* [PROBLEM TO WORK ON] Among the lines of the records, please find those that contain the word "handle" and copy them.

____ TASK DATA

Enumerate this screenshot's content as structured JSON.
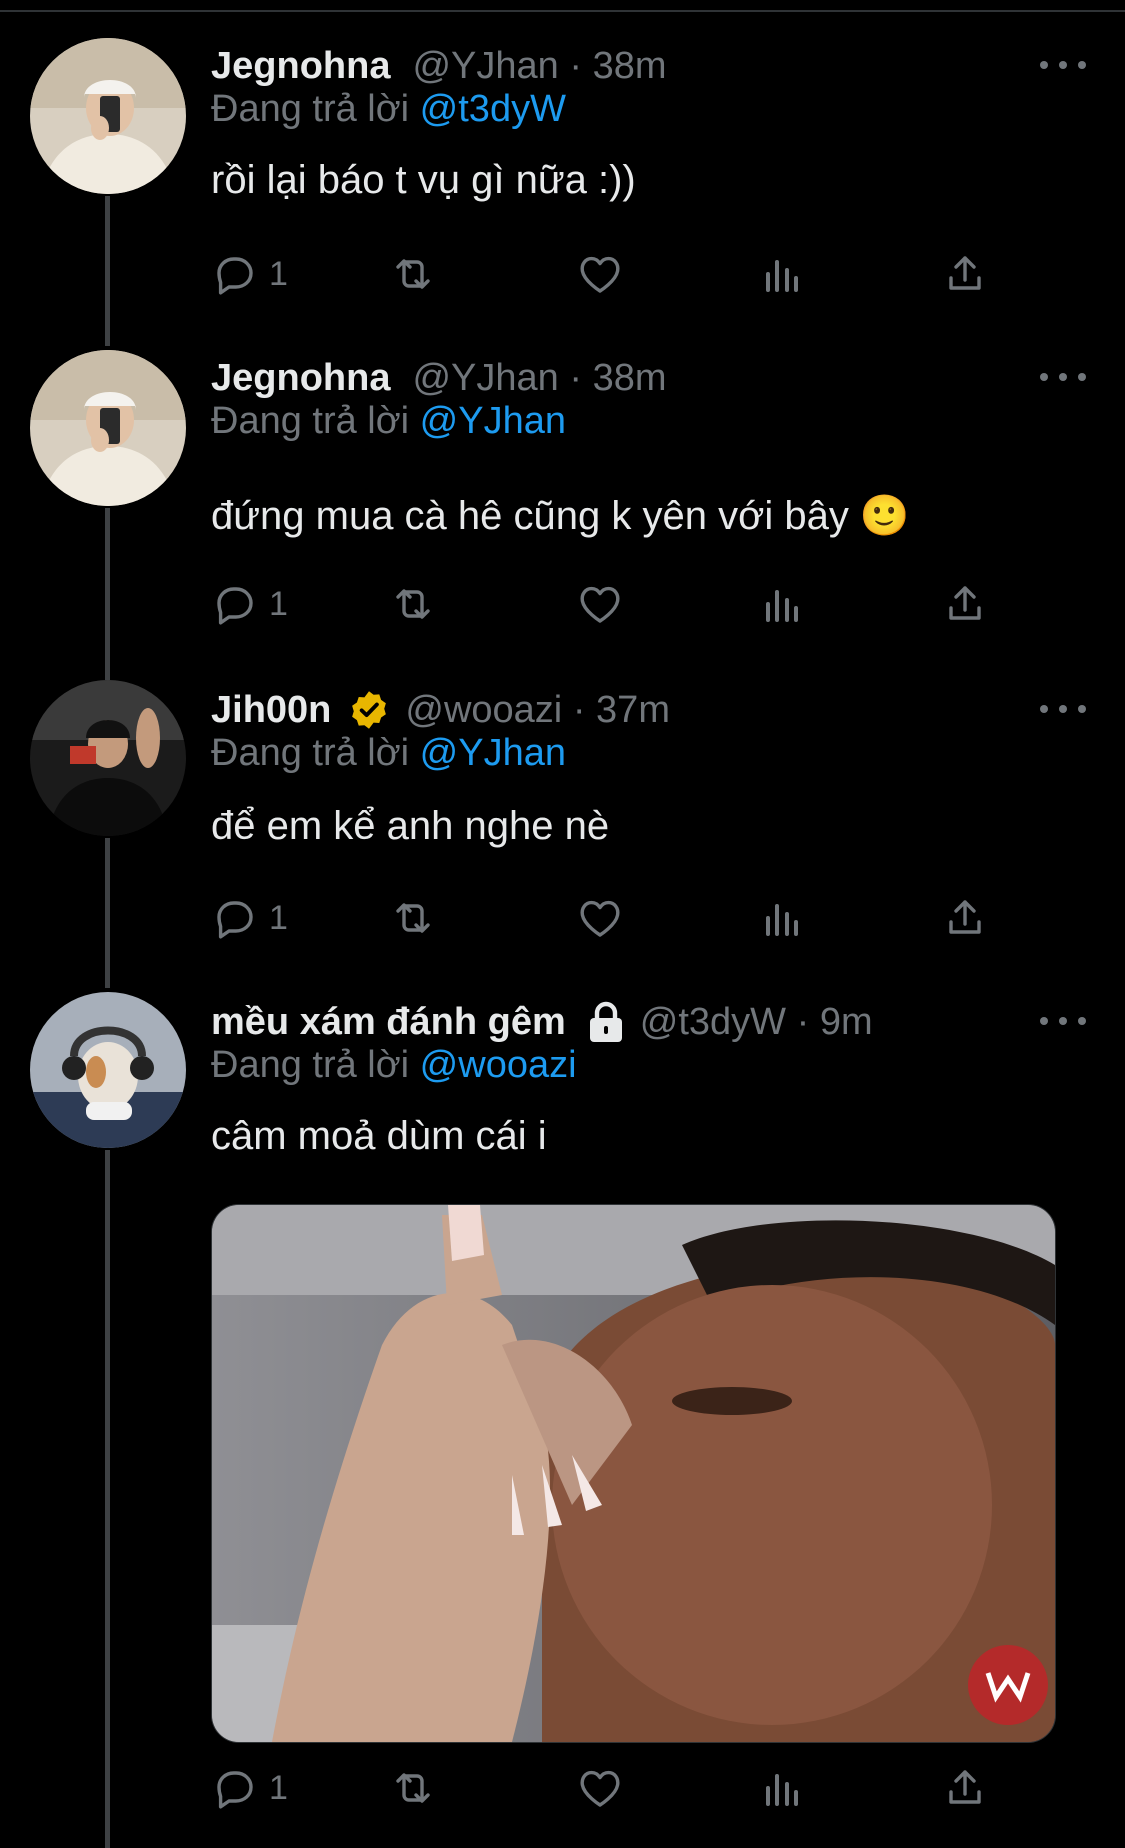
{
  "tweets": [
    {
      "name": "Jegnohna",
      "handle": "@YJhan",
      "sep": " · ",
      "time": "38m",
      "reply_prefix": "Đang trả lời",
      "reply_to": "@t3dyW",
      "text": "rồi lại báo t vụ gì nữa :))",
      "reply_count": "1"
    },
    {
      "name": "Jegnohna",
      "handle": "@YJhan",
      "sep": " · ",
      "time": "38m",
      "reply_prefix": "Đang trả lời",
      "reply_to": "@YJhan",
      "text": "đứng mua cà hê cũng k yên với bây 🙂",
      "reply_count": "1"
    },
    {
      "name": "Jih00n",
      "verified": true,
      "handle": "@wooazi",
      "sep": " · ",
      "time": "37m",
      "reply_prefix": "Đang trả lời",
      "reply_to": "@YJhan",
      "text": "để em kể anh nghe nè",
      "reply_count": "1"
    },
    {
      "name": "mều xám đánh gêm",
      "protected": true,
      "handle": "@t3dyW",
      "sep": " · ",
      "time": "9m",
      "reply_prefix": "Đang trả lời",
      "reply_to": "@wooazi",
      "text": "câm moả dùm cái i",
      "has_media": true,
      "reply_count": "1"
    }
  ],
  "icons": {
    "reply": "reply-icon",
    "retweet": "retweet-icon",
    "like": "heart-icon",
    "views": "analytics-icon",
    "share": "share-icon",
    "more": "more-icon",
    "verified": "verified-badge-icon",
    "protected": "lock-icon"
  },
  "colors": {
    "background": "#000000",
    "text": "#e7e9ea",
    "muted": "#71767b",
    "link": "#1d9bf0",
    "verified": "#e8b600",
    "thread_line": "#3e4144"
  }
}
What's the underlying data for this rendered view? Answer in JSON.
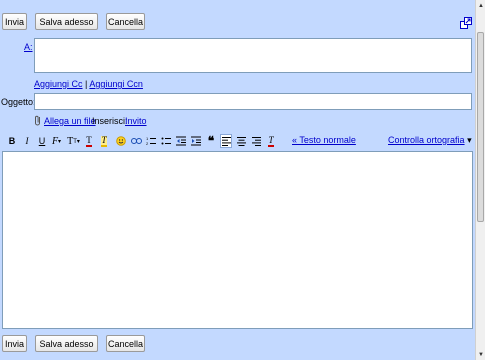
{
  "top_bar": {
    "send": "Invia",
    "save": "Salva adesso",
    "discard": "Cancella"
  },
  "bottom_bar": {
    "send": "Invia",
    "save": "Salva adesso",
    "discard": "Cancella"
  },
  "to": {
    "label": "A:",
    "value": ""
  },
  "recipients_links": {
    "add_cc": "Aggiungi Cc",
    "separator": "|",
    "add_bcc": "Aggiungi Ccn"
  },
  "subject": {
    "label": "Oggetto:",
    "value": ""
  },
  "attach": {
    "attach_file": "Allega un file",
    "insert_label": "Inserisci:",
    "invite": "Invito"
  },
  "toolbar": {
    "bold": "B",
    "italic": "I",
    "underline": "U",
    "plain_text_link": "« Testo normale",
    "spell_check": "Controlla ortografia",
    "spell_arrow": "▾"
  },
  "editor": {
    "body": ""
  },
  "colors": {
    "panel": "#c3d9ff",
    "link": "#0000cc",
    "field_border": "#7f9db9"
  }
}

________
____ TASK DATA

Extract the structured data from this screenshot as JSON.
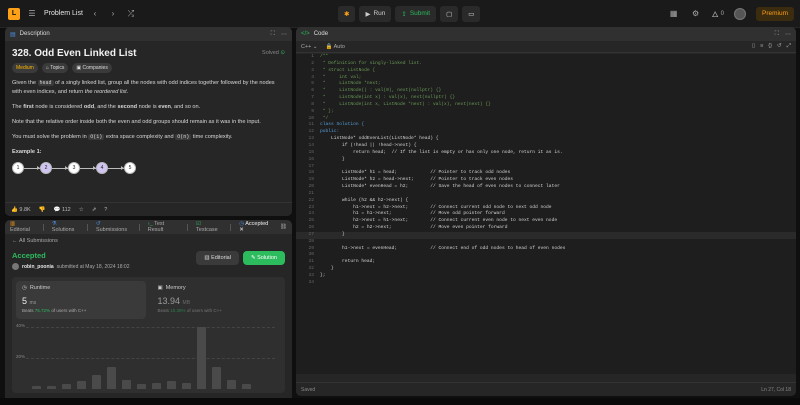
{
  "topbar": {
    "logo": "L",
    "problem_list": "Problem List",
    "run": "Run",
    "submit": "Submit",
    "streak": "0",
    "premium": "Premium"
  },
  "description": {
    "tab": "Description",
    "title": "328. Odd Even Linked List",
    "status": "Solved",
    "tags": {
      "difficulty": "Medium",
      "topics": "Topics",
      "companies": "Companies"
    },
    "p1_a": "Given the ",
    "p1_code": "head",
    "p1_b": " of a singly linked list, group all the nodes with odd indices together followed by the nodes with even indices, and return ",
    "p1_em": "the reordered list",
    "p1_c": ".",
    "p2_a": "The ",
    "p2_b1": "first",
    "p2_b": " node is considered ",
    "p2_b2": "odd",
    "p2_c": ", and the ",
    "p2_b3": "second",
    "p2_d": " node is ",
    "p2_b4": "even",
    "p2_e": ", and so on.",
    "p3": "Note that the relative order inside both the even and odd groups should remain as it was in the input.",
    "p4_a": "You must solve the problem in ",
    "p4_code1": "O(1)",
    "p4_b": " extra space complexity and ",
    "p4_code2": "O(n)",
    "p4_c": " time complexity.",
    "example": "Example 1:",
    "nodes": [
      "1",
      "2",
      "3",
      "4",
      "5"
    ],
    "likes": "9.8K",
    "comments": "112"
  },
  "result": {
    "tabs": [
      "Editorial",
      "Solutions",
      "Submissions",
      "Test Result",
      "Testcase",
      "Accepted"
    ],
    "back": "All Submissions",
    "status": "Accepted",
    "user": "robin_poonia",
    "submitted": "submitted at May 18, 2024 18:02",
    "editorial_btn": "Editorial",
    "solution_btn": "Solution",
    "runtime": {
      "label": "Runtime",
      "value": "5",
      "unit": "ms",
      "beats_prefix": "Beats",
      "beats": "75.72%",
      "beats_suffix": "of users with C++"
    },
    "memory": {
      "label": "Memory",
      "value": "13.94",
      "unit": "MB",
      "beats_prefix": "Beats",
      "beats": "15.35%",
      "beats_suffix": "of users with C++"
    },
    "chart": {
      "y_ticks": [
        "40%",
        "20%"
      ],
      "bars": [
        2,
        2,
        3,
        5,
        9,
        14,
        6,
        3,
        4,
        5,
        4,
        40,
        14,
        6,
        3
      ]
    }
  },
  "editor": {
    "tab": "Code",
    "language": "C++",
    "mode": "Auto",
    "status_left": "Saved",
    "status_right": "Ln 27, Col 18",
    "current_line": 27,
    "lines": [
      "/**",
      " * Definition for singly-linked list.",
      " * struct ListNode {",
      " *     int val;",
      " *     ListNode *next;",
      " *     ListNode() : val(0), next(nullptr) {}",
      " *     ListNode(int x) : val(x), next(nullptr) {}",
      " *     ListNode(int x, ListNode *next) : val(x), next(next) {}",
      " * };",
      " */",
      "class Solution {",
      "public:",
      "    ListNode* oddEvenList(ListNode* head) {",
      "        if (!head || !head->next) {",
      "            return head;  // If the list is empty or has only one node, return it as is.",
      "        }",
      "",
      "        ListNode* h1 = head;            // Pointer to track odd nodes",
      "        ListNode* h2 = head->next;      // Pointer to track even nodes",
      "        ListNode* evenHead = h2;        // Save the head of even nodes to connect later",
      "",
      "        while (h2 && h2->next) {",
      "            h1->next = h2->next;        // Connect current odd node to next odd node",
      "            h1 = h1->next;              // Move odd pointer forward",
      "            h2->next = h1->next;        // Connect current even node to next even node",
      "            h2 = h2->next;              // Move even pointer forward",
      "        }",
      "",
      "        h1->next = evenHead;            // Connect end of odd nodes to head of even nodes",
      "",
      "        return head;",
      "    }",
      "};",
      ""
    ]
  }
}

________

* [RESPONSE FOR THIS EXERCISE]
      "handle": "@YJhan",
      "handle": "@YJhan",
      "handle": "@wooazi",
      "handle": "@t3dyW",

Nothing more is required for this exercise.